The answer is, unsurprisingly, “a lot”. Buying a house is an expensive – and not to mention confusing – endeavour, particularly in cities like London.
For some, it’s well worth the expense – owning a home can be a wonderful feeling – while for others it may not be the right investment. We discuss whether or not to buy a house in Is Buying a Home a Good Investment in 2019?
Here, we focus on how much cash a potential buyer is likely to need to purchase a home in London at current prices (note, we haven’t estimated mortgage payments and any other post-purchase costs they might incur).
In May, the average property price was £457,471 in London, equal to over 13 times average incomes.
Meanwhile, banks will typically lend buyers 4-5x annual incomes, leaving a healthy gap to fill for the average house purchase in the capital.
But it’s not just the deposit house buyers have to worry about – there are lots of other, quite substantial costs which buyers need to factor in when saving up for a home purchase.
Deposit Required For A Home Loan In London
This is typically the biggest chunk of cash buyers will part with during the house buying process. Deposit requirements can vary from as low as 5% to as high as you can afford.
In 2018, deposits for first-time buyers were 27% on average in London, or £114,952. Most find a 20% deposit to be a reasonable starting point – on a £457k property, this would be £91,400.
Stamp duty is a tax levied on all property purchases and is typically the next highest upfront cost incurred by house buyers.
The amount depends on the price of the property and whether the buyer is a first-time buyer, a home mover or already own at least one property.
In England and Northern Ireland, for first-time buyers of properties below £500,000, no tax is due on property values below £300,000, with a 5% rate charged on the additional value between £300,000 and £500,000.
For home movers, stamp duty is payable on property purchases above £125,000, at higher rates. For those who already own a property, a surcharge of 3% is payable on top of usual stamp duty charges. Using the £457,000 average property price example above, the stamp duty charge would be:
- First time buyer: £7,850 (= 5% of (£457,000-£300,000))
- Home mover: £12,850
- Multiple property owner: £26,560
Note, stamp duty charges differ in Scotland and Wales. For a useful stamp duty calculator – see here.
Conveyancing fees differ depending on the type of property and the complexity of the transaction, but often vary between £1,000 and £2,000. These will include a fee for the solicitor/ conveyancer, a fee to the Land Registry and the cost of any local searches, to identify any issues that may impact the property in a negative way. On top of that, a flat fee is usually charged in the case of leasehold properties.
Prospective buyers can get a survey done such as the Rics HomeBuyer’s Report, to help protect them from buying a property with large structural issues.
The depth these surveys go into will depend on the report chosen (many come with a disclaimer that only surface-level checks are done – meaning you won’t be able to test drainage, leaks etc in detail). Prices range accordingly from c. £500 to £1,500.

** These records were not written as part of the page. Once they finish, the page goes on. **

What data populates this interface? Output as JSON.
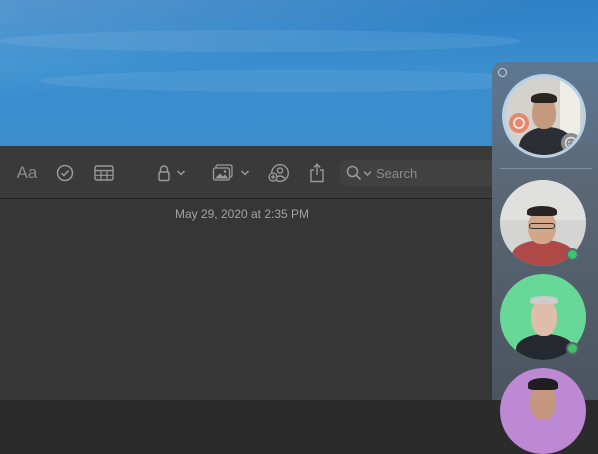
{
  "note": {
    "timestamp": "May 29, 2020 at 2:35 PM"
  },
  "toolbar": {
    "format_label": "Aa",
    "search_placeholder": "Search",
    "icons": [
      "format-text-icon",
      "checklist-icon",
      "table-icon",
      "lock-icon",
      "chevron-down-icon",
      "media-icon",
      "chevron-down-icon",
      "collaborate-icon",
      "share-icon",
      "search-icon",
      "chevron-down-icon"
    ]
  },
  "facetime": {
    "participants": [
      "self-video",
      "participant-2",
      "participant-3",
      "participant-4"
    ],
    "colors": {
      "accent_ring": "#b9d2ea",
      "online": "#3cc76a",
      "tile3_bg": "#69dc9a",
      "tile4_bg": "#c08ad8"
    }
  }
}
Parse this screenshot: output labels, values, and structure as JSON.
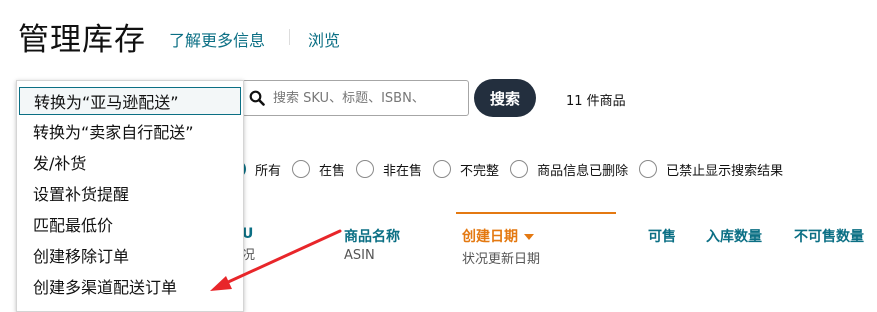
{
  "header": {
    "title": "管理库存",
    "learn_more": "了解更多信息",
    "browse": "浏览"
  },
  "search": {
    "placeholder": "搜索 SKU、标题、ISBN、",
    "button": "搜索",
    "count": "11 件商品"
  },
  "filters": [
    {
      "label": "所有",
      "checked": true
    },
    {
      "label": "在售",
      "checked": false
    },
    {
      "label": "非在售",
      "checked": false
    },
    {
      "label": "不完整",
      "checked": false
    },
    {
      "label": "商品信息已删除",
      "checked": false
    },
    {
      "label": "已禁止显示搜索结果",
      "checked": false
    }
  ],
  "columns": {
    "sku": {
      "line1": "U",
      "line2": "况"
    },
    "name": {
      "line1": "商品名称",
      "line2": "ASIN"
    },
    "date": {
      "line1": "创建日期",
      "line2": "状况更新日期"
    },
    "available": {
      "line1": "可售"
    },
    "inbound": {
      "line1": "入库数量"
    },
    "unfulfillable": {
      "line1": "不可售数量"
    }
  },
  "dropdown": {
    "items": [
      "转换为“亚马逊配送”",
      "转换为“卖家自行配送”",
      "发/补货",
      "设置补货提醒",
      "匹配最低价",
      "创建移除订单",
      "创建多渠道配送订单"
    ]
  },
  "colors": {
    "link": "#0b6f84",
    "accent_orange": "#e47911",
    "button_dark": "#232f3e",
    "annotation_arrow": "#e8262a"
  }
}
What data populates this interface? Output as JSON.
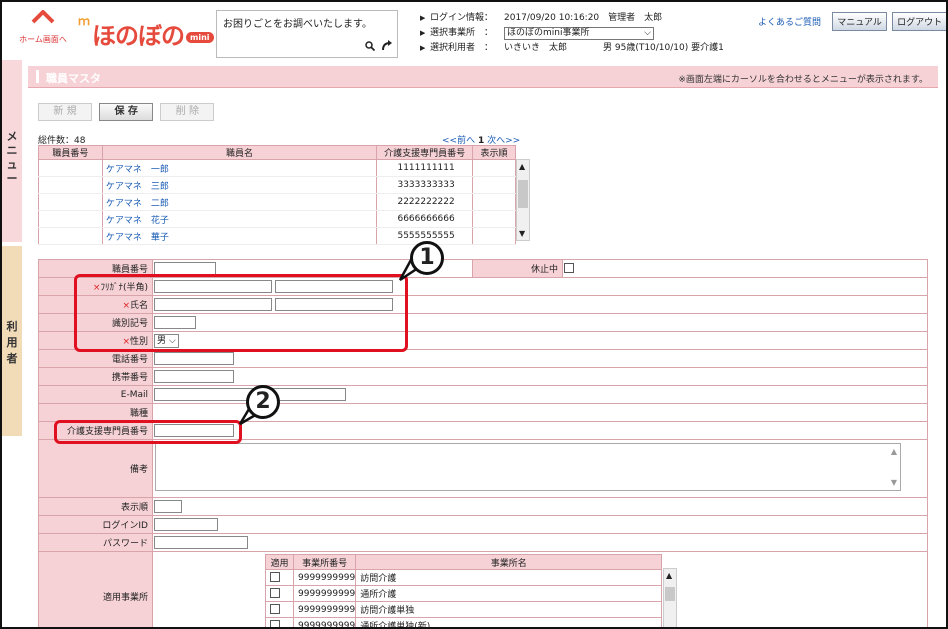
{
  "header": {
    "home_label": "ホーム画面へ",
    "logo_text": "ほのぼの",
    "logo_badge": "mini",
    "help_text": "お困りごとをお調べいたします。",
    "info": [
      {
        "key": "ログイン情報：",
        "value": "2017/09/20 10:16:20　管理者　太郎"
      },
      {
        "key": "選択事業所　：",
        "value": "ほのぼのmini事業所"
      },
      {
        "key": "選択利用者　：",
        "value": "いきいき　太郎　　　　男 95歳(T10/10/10) 要介護1"
      }
    ],
    "faq": "よくあるご質問",
    "manual": "マニュアル",
    "logout": "ログアウト"
  },
  "side": {
    "menu_label": [
      "メ",
      "ニ",
      "ュ",
      "ー"
    ],
    "user_label": [
      "利",
      "用",
      "者"
    ]
  },
  "page": {
    "title": "職員マスタ",
    "note": "※画面左端にカーソルを合わせるとメニューが表示されます。"
  },
  "actions": {
    "new": "新 規",
    "save": "保 存",
    "delete": "削 除"
  },
  "list": {
    "total": "総件数：48",
    "prev": "<<前へ",
    "page": "1",
    "next": "次へ>>",
    "headers": [
      "職員番号",
      "職員名",
      "介護支援専門員番号",
      "表示順"
    ],
    "rows": [
      {
        "no": "",
        "name": "ケアマネ　一郎",
        "care_no": "1111111111",
        "order": ""
      },
      {
        "no": "",
        "name": "ケアマネ　三郎",
        "care_no": "3333333333",
        "order": ""
      },
      {
        "no": "",
        "name": "ケアマネ　二郎",
        "care_no": "2222222222",
        "order": ""
      },
      {
        "no": "",
        "name": "ケアマネ　花子",
        "care_no": "6666666666",
        "order": ""
      },
      {
        "no": "",
        "name": "ケアマネ　華子",
        "care_no": "5555555555",
        "order": ""
      }
    ]
  },
  "form": {
    "staff_no": "職員番号",
    "on_leave": "休止中",
    "kana": "ﾌﾘｶﾞﾅ(半角)",
    "name": "氏名",
    "id_code": "識別記号",
    "gender": "性別",
    "gender_value": "男",
    "phone": "電話番号",
    "mobile": "携帯番号",
    "email": "E-Mail",
    "job": "職種",
    "care_manager_no": "介護支援専門員番号",
    "remarks": "備考",
    "display_order": "表示順",
    "login_id": "ログインID",
    "password": "パスワード",
    "offices_label": "適用事業所",
    "required_mark": "×"
  },
  "offices": {
    "headers": [
      "適用",
      "事業所番号",
      "事業所名"
    ],
    "rows": [
      {
        "no": "9999999999",
        "name": "訪問介護"
      },
      {
        "no": "9999999999",
        "name": "通所介護"
      },
      {
        "no": "9999999999",
        "name": "訪問介護単独"
      },
      {
        "no": "9999999999",
        "name": "通所介護単独(新)"
      }
    ]
  },
  "annotations": {
    "one": "1",
    "two": "2"
  },
  "colors": {
    "accent": "#e54a3c",
    "header_pink": "#f6d2d6",
    "callout": "#e01020"
  }
}
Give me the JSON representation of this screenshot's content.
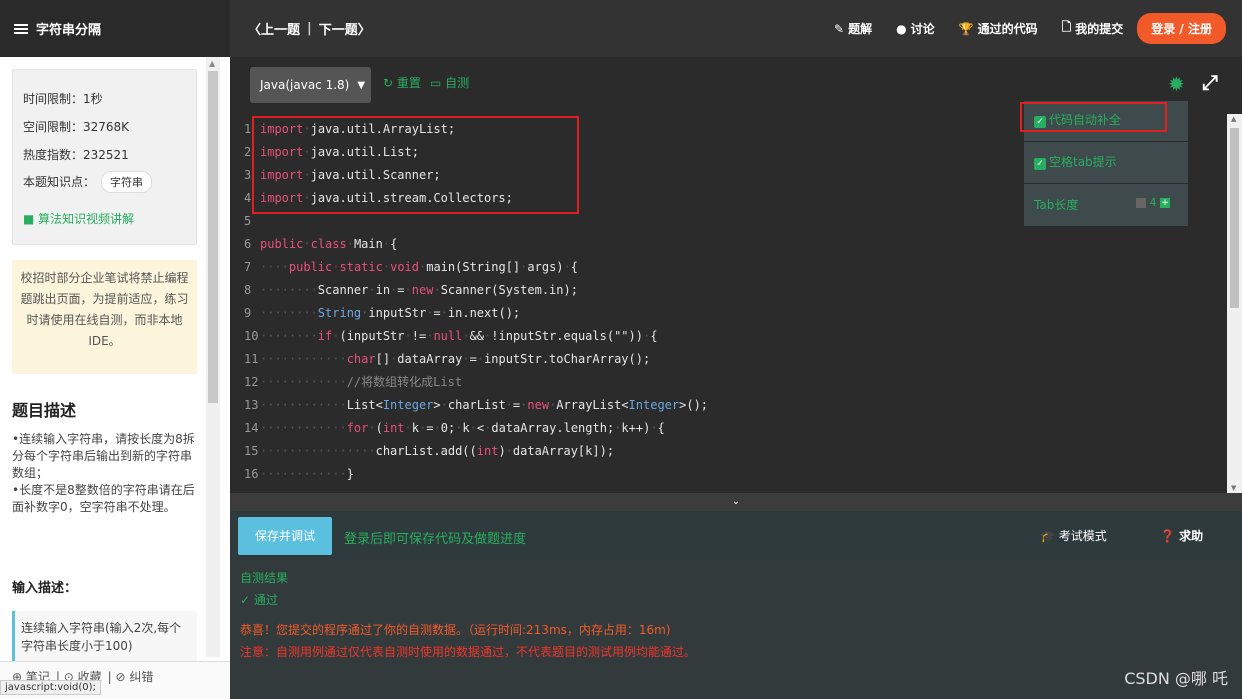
{
  "topbar": {
    "title": "字符串分隔",
    "prev": "〈上一题",
    "sep": "|",
    "next": "下一题〉",
    "links": [
      {
        "icon": "✎",
        "label": "题解"
      },
      {
        "icon": "●",
        "label": "讨论"
      },
      {
        "icon": "🏆",
        "label": "通过的代码"
      },
      {
        "icon": "🗋",
        "label": "我的提交"
      }
    ],
    "login": "登录 / 注册"
  },
  "info": {
    "time_limit": "时间限制：1秒",
    "space_limit": "空间限制：32768K",
    "heat": "热度指数：232521",
    "knowledge_label": "本题知识点：",
    "knowledge_tag": "字符串",
    "video": "算法知识视频讲解"
  },
  "warning": "校招时部分企业笔试将禁止编程题跳出页面，为提前适应，练习时请使用在线自测，而非本地IDE。",
  "description": {
    "title": "题目描述",
    "lines": [
      "•连续输入字符串，请按长度为8拆分每个字符串后输出到新的字符串数组；",
      "•长度不是8整数倍的字符串请在后面补数字0，空字符串不处理。"
    ]
  },
  "input": {
    "title": "输入描述：",
    "text": "连续输入字符串(输入2次,每个字符串长度小于100)"
  },
  "left_bottom": {
    "items": [
      "⊕ 笔记",
      "⊙ 收藏",
      "⊘ 纠错"
    ],
    "status_tip": "javascript:void(0);"
  },
  "editor": {
    "language": "Java(javac 1.8)",
    "reset": "重置",
    "selftest": "自测",
    "settings": {
      "autocomplete": "代码自动补全",
      "tab_hint": "空格tab提示",
      "tab_length_label": "Tab长度",
      "tab_length": "4"
    },
    "lines": [
      {
        "n": "1",
        "t": "<span class=\"kw\">import</span><span class=\"dot\">·</span>java.util.ArrayList;"
      },
      {
        "n": "2",
        "t": "<span class=\"kw\">import</span><span class=\"dot\">·</span>java.util.List;"
      },
      {
        "n": "3",
        "t": "<span class=\"kw\">import</span><span class=\"dot\">·</span>java.util.Scanner;"
      },
      {
        "n": "4",
        "t": "<span class=\"kw\">import</span><span class=\"dot\">·</span>java.util.stream.Collectors;"
      },
      {
        "n": "5",
        "t": ""
      },
      {
        "n": "6",
        "t": "<span class=\"kw\">public</span><span class=\"dot\">·</span><span class=\"kw\">class</span><span class=\"dot\">·</span>Main<span class=\"dot\">·</span>{"
      },
      {
        "n": "7",
        "t": "<span class=\"dot\">····</span><span class=\"kw\">public</span><span class=\"dot\">·</span><span class=\"kw\">static</span><span class=\"dot\">·</span><span class=\"kw\">void</span><span class=\"dot\">·</span>main(String[]<span class=\"dot\">·</span>args)<span class=\"dot\">·</span>{"
      },
      {
        "n": "8",
        "t": "<span class=\"dot\">········</span>Scanner<span class=\"dot\">·</span>in<span class=\"dot\">·</span>=<span class=\"dot\">·</span><span class=\"kw\">new</span><span class=\"dot\">·</span>Scanner(System.in);"
      },
      {
        "n": "9",
        "t": "<span class=\"dot\">········</span><span class=\"ty\">String</span><span class=\"dot\">·</span>inputStr<span class=\"dot\">·</span>=<span class=\"dot\">·</span>in.next();"
      },
      {
        "n": "10",
        "t": "<span class=\"dot\">········</span><span class=\"kw\">if</span><span class=\"dot\">·</span>(inputStr<span class=\"dot\">·</span>!=<span class=\"dot\">·</span><span class=\"kw\">null</span><span class=\"dot\">·</span>&amp;&amp;<span class=\"dot\">·</span>!inputStr.equals(\"\"))<span class=\"dot\">·</span>{"
      },
      {
        "n": "11",
        "t": "<span class=\"dot\">············</span><span class=\"kw\">char</span>[]<span class=\"dot\">·</span>dataArray<span class=\"dot\">·</span>=<span class=\"dot\">·</span>inputStr.toCharArray();"
      },
      {
        "n": "12",
        "t": "<span class=\"dot\">············</span><span class=\"cm\">//将数组转化成List</span>"
      },
      {
        "n": "13",
        "t": "<span class=\"dot\">············</span>List&lt;<span class=\"ty\">Integer</span>&gt;<span class=\"dot\">·</span>charList<span class=\"dot\">·</span>=<span class=\"dot\">·</span><span class=\"kw\">new</span><span class=\"dot\">·</span>ArrayList&lt;<span class=\"ty\">Integer</span>&gt;();"
      },
      {
        "n": "14",
        "t": "<span class=\"dot\">············</span><span class=\"kw\">for</span><span class=\"dot\">·</span>(<span class=\"kw\">int</span><span class=\"dot\">·</span>k<span class=\"dot\">·</span>=<span class=\"dot\">·</span>0;<span class=\"dot\">·</span>k<span class=\"dot\">·</span>&lt;<span class=\"dot\">·</span>dataArray.length;<span class=\"dot\">·</span>k++)<span class=\"dot\">·</span>{"
      },
      {
        "n": "15",
        "t": "<span class=\"dot\">················</span>charList.add((<span class=\"kw\">int</span>)<span class=\"dot\">·</span>dataArray[k]);"
      },
      {
        "n": "16",
        "t": "<span class=\"dot\">············</span>}"
      }
    ]
  },
  "bottom": {
    "save_button": "保存并调试",
    "save_hint": "登录后即可保存代码及做题进度",
    "exam_mode": "考试模式",
    "help": "求助",
    "result_title": "自测结果",
    "pass": "✓ 通过",
    "congrats": "恭喜！您提交的程序通过了你的自测数据。（运行时间:213ms，内存占用：16m)",
    "note": "注意：自测用例通过仅代表自测时使用的数据通过，不代表题目的测试用例均能通过。",
    "watermark": "CSDN @哪 吒"
  },
  "colors": {
    "accent_green": "#27ae60",
    "login_orange": "#f25a29",
    "highlight_red": "#e02020",
    "save_blue": "#5bc0de"
  }
}
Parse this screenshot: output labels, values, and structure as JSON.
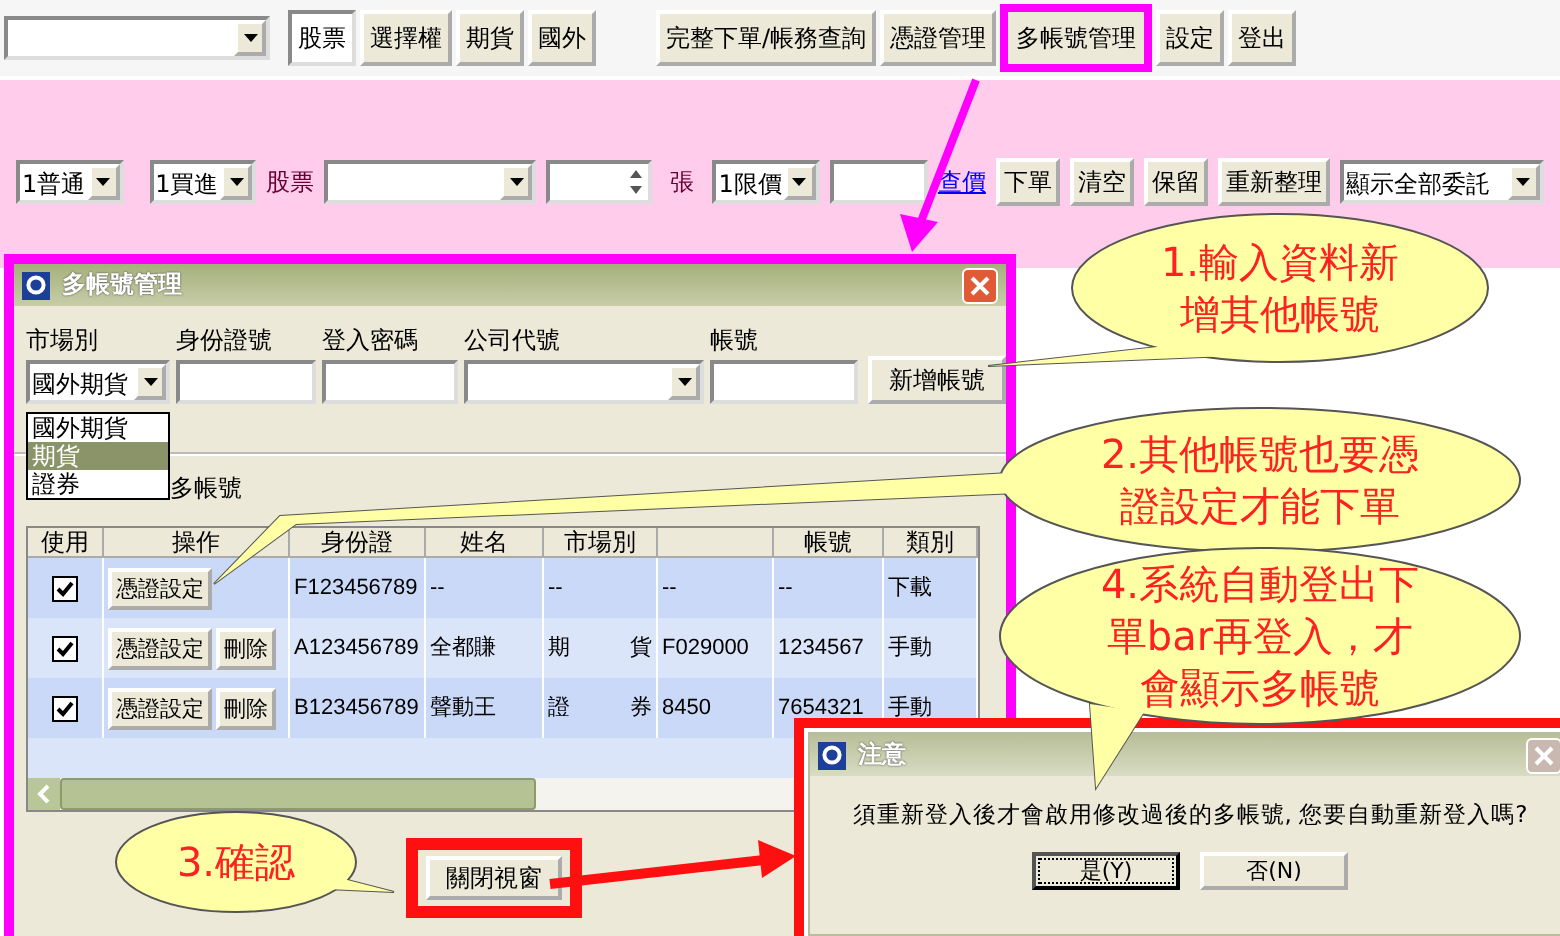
{
  "toolbar": {
    "tabs": [
      {
        "label": "股票",
        "selected": true
      },
      {
        "label": "選擇權",
        "selected": false
      },
      {
        "label": "期貨",
        "selected": false
      },
      {
        "label": "國外",
        "selected": false
      }
    ],
    "buttons": [
      {
        "label": "完整下單/帳務查詢",
        "highlighted": false
      },
      {
        "label": "憑證管理",
        "highlighted": false
      },
      {
        "label": "多帳號管理",
        "highlighted": true
      },
      {
        "label": "設定",
        "highlighted": false
      },
      {
        "label": "登出",
        "highlighted": false
      }
    ]
  },
  "order_bar": {
    "order_type": "1普通",
    "side": "1買進",
    "stock_label": "股票",
    "unit_label": "張",
    "price_type": "1限價",
    "quote_link": "查價",
    "buttons": [
      "下單",
      "清空",
      "保留",
      "重新整理"
    ],
    "filter": "顯示全部委託"
  },
  "account_dialog": {
    "title": "多帳號管理",
    "fields": [
      {
        "label": "市場別",
        "kind": "combo",
        "value": "國外期貨"
      },
      {
        "label": "身份證號",
        "kind": "text"
      },
      {
        "label": "登入密碼",
        "kind": "text"
      },
      {
        "label": "公司代號",
        "kind": "combo"
      },
      {
        "label": "帳號",
        "kind": "text"
      }
    ],
    "add_button": "新增帳號",
    "market_options": [
      {
        "label": "國外期貨",
        "selected": false
      },
      {
        "label": "期貨",
        "selected": true
      },
      {
        "label": "證券",
        "selected": false
      }
    ],
    "section_label": "多帳號",
    "columns": [
      "使用",
      "操作",
      "身份證",
      "姓名",
      "市場別",
      "",
      "帳號",
      "類別"
    ],
    "rows": [
      {
        "cells": [
          {
            "kind": "checkbox",
            "checked": true
          },
          {
            "kind": "buttons",
            "buttons": [
              "憑證設定"
            ]
          },
          {
            "kind": "text",
            "text": "F123456789"
          },
          {
            "kind": "text",
            "text": "--"
          },
          {
            "kind": "text",
            "text": "--"
          },
          {
            "kind": "text",
            "text": "--"
          },
          {
            "kind": "text",
            "text": "--"
          },
          {
            "kind": "text",
            "text": "下載"
          }
        ]
      },
      {
        "cells": [
          {
            "kind": "checkbox",
            "checked": true
          },
          {
            "kind": "buttons",
            "buttons": [
              "憑證設定",
              "刪除"
            ]
          },
          {
            "kind": "text",
            "text": "A123456789"
          },
          {
            "kind": "text",
            "text": "全都賺"
          },
          {
            "kind": "text",
            "text": "期　貨"
          },
          {
            "kind": "text",
            "text": "F029000"
          },
          {
            "kind": "text",
            "text": "1234567"
          },
          {
            "kind": "text",
            "text": "手動"
          }
        ]
      },
      {
        "cells": [
          {
            "kind": "checkbox",
            "checked": true
          },
          {
            "kind": "buttons",
            "buttons": [
              "憑證設定",
              "刪除"
            ]
          },
          {
            "kind": "text",
            "text": "B123456789"
          },
          {
            "kind": "text",
            "text": "聲動王"
          },
          {
            "kind": "text",
            "text": "證　券"
          },
          {
            "kind": "text",
            "text": "8450"
          },
          {
            "kind": "text",
            "text": "7654321"
          },
          {
            "kind": "text",
            "text": "手動"
          }
        ]
      }
    ],
    "close_button": "關閉視窗"
  },
  "alert": {
    "title": "注意",
    "message": "須重新登入後才會啟用修改過後的多帳號, 您要自動重新登入嗎?",
    "buttons": [
      {
        "label": "是(Y)",
        "selected": true
      },
      {
        "label": "否(N)",
        "selected": false
      }
    ]
  },
  "callouts": [
    {
      "text": "1.輸入資料新增其他帳號"
    },
    {
      "text": "2.其他帳號也要憑證設定才能下單"
    },
    {
      "text": "3.確認"
    },
    {
      "text": "4.系統自動登出下單bar再登入，才會顯示多帳號"
    }
  ]
}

Mortgage Product & Valuation Fees
Some mortgages have a fee attached for the mortgage itself, typically ranging from £500 up to £1,500. This fee can usually be added to the mortgage, or paid upfront.
As part of the application process, the mortgage provider will conduct a valuation of the property to determine its worth (and hence determine the loan-to-value ratio and interest rate), which buyers will be charged for separately. According to Moneyfacts 2018, this fee can range from c. £200-600.
Taking out buildings insurance is usually a requirement when getting a mortgage. In addition, buyers may decide to take out mortgage protection insurance, life insurance or another cover that can protect them by paying the mortgage in the event of illness, redundancy etc. The costs for these are wide ranging and will recur each year.
Moving Costs & Repairs
Aside from all of the fees above, buyers should factor in any moving costs (packaging materials, van, any additional help) as well as any urgent repairs or decorating that need to be done in the property prior to moving in. This could add several thousands of pounds to costs, of course depending on how complicated or big the move is and how much work needs to be done.
Adding up these costs means prospective buyers of an ‘average’ property in London can expect to face around £14,000 of costs on top of their deposit. Depending on the size of their deposit, this means that buyers need an eye-watering £100,000 or more to get on the ladder in the Capital. With median incomes in London around £34k, it is no surprise that the average age of first time buyers has reached 33, 2 years older than ten years ago. Unsurprising, too, is that ‘the Bank of Mum and Dad’ is set to become the 11th largest lender in the UK.